TO DO =
Keeping every word and mark, copy all of the data.

DATA =
* * *

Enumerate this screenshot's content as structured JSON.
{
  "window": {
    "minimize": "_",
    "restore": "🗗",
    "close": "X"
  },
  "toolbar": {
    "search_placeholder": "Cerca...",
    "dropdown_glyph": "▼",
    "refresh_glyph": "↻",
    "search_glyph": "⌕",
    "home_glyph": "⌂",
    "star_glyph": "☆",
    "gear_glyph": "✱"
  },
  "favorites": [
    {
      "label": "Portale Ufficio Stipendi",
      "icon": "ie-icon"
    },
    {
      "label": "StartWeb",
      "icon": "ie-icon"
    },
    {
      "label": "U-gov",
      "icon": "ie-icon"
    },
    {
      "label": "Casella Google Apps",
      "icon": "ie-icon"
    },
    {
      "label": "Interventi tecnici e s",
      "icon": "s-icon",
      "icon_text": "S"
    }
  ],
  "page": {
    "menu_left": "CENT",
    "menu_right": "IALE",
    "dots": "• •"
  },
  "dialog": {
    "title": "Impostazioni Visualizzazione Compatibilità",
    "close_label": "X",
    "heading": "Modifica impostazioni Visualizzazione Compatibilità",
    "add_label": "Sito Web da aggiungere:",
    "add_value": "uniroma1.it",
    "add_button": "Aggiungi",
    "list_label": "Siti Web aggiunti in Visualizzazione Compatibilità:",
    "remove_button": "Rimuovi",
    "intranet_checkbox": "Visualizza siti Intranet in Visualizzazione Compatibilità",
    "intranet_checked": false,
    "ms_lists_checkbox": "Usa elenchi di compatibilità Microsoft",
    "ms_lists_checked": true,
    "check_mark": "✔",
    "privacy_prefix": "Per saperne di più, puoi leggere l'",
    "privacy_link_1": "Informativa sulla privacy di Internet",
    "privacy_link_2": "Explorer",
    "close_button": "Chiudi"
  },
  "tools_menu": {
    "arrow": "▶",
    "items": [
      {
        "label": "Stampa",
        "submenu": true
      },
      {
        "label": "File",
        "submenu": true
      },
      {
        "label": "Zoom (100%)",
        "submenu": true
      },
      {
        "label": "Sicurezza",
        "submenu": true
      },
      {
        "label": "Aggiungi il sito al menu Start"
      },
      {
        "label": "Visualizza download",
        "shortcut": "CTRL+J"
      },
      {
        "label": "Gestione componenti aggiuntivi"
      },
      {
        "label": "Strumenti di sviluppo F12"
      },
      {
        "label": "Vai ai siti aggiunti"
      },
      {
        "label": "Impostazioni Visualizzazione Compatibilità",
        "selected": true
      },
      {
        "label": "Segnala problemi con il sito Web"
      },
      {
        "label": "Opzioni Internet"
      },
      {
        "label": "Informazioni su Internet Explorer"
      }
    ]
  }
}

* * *

WRITTEN SOLUTION =
Enumerate this screenshot's content as structured JSON.
{
  "window": {
    "minimize": "_",
    "restore": "🗗",
    "close": "X"
  },
  "toolbar": {
    "search_placeholder": "Cerca...",
    "dropdown_glyph": "▼",
    "refresh_glyph": "↻",
    "search_glyph": "⌕",
    "home_glyph": "⌂",
    "star_glyph": "☆",
    "gear_glyph": "✱"
  },
  "favorites": [
    {
      "label": "Portale Ufficio Stipendi",
      "icon": "ie-icon"
    },
    {
      "label": "StartWeb",
      "icon": "ie-icon"
    },
    {
      "label": "U-gov",
      "icon": "ie-icon"
    },
    {
      "label": "Casella Google Apps",
      "icon": "ie-icon"
    },
    {
      "label": "Interventi tecnici e s",
      "icon": "s-icon",
      "icon_text": "S"
    }
  ],
  "page": {
    "menu_left": "CENT",
    "menu_right": "IALE",
    "dots": "• •"
  },
  "dialog": {
    "title": "Impostazioni Visualizzazione Compatibilità",
    "close_label": "X",
    "heading": "Modifica impostazioni Visualizzazione Compatibilità",
    "add_label": "Sito Web da aggiungere:",
    "add_value": "uniroma1.it",
    "add_button": "Aggiungi",
    "list_label": "Siti Web aggiunti in Visualizzazione Compatibilità:",
    "remove_button": "Rimuovi",
    "intranet_checkbox": "Visualizza siti Intranet in Visualizzazione Compatibilità",
    "intranet_checked": false,
    "ms_lists_checkbox": "Usa elenchi di compatibilità Microsoft",
    "ms_lists_checked": true,
    "check_mark": "✔",
    "privacy_prefix": "Per saperne di più, puoi leggere l'",
    "privacy_link_1": "Informativa sulla privacy di Internet",
    "privacy_link_2": "Explorer",
    "close_button": "Chiudi"
  },
  "tools_menu": {
    "arrow": "▶",
    "items": [
      {
        "label": "Stampa",
        "submenu": true
      },
      {
        "label": "File",
        "submenu": true
      },
      {
        "label": "Zoom (100%)",
        "submenu": true
      },
      {
        "label": "Sicurezza",
        "submenu": true
      },
      {
        "label": "Aggiungi il sito al menu Start"
      },
      {
        "label": "Visualizza download",
        "shortcut": "CTRL+J"
      },
      {
        "label": "Gestione componenti aggiuntivi"
      },
      {
        "label": "Strumenti di sviluppo F12"
      },
      {
        "label": "Vai ai siti aggiunti"
      },
      {
        "label": "Impostazioni Visualizzazione Compatibilità",
        "selected": true
      },
      {
        "label": "Segnala problemi con il sito Web"
      },
      {
        "label": "Opzioni Internet"
      },
      {
        "label": "Informazioni su Internet Explorer"
      }
    ]
  }
}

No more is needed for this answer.